By day, I'm a domestic violence prosecutor. By night, I read romance to restore my faith in love, relationships, and humanity in general.
As others promised I would, I liked Bloodfever significantly better than Darkfever. The biggest improvement is that the narrator heroine, MacKayla "Mac" Lane, is growing up. In Darkfever, she was a perky, fluffy Barbie who tended to bore the reader with descriptions of her hairstyles, clothing choices, and grooming routines. While she's still totally femme, and still very much grieving the happy-go-lucky innocence she lost when her sister was murdered and she found herself swept up in a war against invading hordes of evil Fae, Mac is pulling up her big girl panties and getting down to business, and much of that transformation happens in this book.

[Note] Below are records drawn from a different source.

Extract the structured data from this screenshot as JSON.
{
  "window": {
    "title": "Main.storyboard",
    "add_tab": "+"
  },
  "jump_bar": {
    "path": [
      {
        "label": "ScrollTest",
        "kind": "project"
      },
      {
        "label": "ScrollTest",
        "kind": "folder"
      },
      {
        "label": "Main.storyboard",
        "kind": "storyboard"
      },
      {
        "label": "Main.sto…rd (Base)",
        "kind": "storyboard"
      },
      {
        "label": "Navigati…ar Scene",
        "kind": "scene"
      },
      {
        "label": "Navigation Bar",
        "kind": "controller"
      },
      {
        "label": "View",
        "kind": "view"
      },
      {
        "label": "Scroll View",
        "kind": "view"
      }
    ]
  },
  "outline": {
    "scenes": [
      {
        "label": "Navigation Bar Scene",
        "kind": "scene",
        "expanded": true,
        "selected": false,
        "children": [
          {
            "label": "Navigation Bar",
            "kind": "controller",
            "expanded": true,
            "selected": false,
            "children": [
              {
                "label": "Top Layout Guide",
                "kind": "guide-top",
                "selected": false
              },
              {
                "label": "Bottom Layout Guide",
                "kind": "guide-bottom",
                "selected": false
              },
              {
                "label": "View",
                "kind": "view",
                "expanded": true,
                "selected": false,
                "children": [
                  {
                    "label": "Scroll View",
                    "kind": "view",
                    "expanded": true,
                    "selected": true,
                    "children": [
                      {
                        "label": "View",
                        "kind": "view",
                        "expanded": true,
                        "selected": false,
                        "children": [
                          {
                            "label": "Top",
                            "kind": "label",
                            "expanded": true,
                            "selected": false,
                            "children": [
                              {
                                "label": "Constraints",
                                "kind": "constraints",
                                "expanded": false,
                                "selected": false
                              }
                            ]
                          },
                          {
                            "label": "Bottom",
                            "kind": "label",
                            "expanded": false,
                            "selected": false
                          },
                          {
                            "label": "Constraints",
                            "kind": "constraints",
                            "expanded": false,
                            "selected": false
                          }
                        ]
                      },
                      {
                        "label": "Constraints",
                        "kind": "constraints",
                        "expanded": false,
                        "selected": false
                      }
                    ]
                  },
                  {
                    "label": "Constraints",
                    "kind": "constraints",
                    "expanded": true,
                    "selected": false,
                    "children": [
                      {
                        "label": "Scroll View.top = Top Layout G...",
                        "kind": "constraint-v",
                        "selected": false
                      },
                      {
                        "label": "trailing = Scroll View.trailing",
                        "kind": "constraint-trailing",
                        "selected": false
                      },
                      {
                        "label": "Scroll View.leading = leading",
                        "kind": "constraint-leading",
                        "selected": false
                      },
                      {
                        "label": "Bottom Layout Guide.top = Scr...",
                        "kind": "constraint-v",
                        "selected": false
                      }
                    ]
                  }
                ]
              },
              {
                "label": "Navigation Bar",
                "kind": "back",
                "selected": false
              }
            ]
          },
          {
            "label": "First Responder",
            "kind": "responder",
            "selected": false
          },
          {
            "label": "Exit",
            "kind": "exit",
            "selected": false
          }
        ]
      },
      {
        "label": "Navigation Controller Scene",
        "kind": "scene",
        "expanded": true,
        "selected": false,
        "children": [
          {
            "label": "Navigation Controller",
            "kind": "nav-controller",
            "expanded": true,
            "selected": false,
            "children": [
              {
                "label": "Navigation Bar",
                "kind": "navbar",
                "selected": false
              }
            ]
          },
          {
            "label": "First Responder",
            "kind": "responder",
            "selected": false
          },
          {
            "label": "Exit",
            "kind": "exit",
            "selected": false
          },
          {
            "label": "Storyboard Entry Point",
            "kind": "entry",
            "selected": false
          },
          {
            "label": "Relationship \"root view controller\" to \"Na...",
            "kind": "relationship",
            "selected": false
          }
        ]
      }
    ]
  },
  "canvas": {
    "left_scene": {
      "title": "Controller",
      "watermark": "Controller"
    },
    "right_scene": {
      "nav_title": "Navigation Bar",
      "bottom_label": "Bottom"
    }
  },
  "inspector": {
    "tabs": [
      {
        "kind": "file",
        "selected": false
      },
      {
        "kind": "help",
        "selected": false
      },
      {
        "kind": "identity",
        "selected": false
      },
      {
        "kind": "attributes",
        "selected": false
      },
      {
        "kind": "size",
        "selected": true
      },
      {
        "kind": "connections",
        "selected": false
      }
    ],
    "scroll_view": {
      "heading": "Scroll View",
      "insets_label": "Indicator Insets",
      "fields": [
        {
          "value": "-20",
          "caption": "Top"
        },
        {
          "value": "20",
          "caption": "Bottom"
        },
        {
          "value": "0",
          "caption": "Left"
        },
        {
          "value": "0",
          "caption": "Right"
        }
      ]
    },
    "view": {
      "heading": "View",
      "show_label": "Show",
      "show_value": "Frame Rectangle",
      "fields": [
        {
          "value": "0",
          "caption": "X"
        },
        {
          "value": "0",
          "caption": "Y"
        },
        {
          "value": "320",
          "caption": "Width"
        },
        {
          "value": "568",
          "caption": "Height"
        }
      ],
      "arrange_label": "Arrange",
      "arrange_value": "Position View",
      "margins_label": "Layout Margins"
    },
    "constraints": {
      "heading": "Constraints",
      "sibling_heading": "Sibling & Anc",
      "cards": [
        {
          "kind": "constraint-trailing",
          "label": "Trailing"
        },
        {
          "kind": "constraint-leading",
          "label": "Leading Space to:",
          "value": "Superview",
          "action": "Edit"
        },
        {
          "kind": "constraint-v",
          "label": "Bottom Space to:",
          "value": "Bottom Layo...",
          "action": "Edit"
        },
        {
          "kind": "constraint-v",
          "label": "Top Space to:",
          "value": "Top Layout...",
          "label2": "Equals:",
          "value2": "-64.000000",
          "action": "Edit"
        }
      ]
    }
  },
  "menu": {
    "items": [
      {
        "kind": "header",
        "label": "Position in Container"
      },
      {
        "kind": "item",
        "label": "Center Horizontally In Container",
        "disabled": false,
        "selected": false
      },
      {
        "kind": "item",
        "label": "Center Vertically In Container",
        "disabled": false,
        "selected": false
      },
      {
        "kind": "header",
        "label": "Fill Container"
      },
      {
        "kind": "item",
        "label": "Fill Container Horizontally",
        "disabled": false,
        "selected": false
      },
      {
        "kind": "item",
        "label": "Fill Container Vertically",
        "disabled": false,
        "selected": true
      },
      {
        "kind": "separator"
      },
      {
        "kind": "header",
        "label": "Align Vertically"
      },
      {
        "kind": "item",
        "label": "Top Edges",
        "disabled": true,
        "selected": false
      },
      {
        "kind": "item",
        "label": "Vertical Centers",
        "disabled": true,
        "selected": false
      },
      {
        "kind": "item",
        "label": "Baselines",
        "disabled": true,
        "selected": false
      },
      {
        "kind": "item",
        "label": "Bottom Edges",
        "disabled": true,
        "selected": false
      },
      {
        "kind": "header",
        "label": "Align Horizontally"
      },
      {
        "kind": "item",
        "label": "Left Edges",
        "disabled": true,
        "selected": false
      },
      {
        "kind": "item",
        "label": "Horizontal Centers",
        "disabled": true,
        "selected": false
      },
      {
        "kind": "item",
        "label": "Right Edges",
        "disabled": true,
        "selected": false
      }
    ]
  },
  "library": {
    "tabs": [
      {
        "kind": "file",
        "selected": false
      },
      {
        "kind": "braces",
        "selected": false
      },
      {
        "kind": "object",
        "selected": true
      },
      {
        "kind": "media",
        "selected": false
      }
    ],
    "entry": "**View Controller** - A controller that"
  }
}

At the start, Mac still has some of the sense of entitlement that bothered me about her in Darkfever. Early on in the book, the Detective in charge of investigating her sister's murder gets killed, and Mac gets hauled in to the police station for questioning. She considers this an inconvenience--"My problems were so much bigger than this. It was an epic waste of my time."--losing sight of the fact that when a veteran officer is found with his throat slit and her name and address written on a slip of paper on the body, it's entirely reasonable that the cops would have some questions. Sure, she's a big, important Sidhe-seer now, but she's in this battle to save the human race, and Detective O'Duffy was human, an innocent victim caught in the cross-fire.
Mac has two opportunities (at least) to take the easy road and abandon the battle--once when her father comes to Ireland to take her home, and once when the Sex Fairy V'lane brings her to an infinitely more pleasant alternate reality in Faery--and though she's sorely tempted, both times she lets duty call her back to Dublin. To me, this represents her shift from being a pawn in the conflict, a person to whom things happen, to becoming an agent in her own right, wielding her growing power to her own ends. There are many who would use Mac to serve their own interests -- V'lane, Barrons, and Rowena (the old woman, briefly introduced in Da rkfever, who leads an organized chapter of Sidhe-seers) -- but Mac is determined to follow her own instincts and be no one's pawn.
Karen Marie Moning's writing has also improved with this installment. She continues to masterfully mete out just enough new information for Mac (and the reader) to understand each scene without resorting to info-dumping, but this time she does it without the spoilery foreshadowing that I found so bothersome in Darkfever.
As for Barrons, if anything, this book raises more questions about his character than it answers. His interest in and respect for Mac are increasing, though the power dynamic between them is still heavily weighted in his favor and there is still way too much sexualized violence in their relationship for my comfort.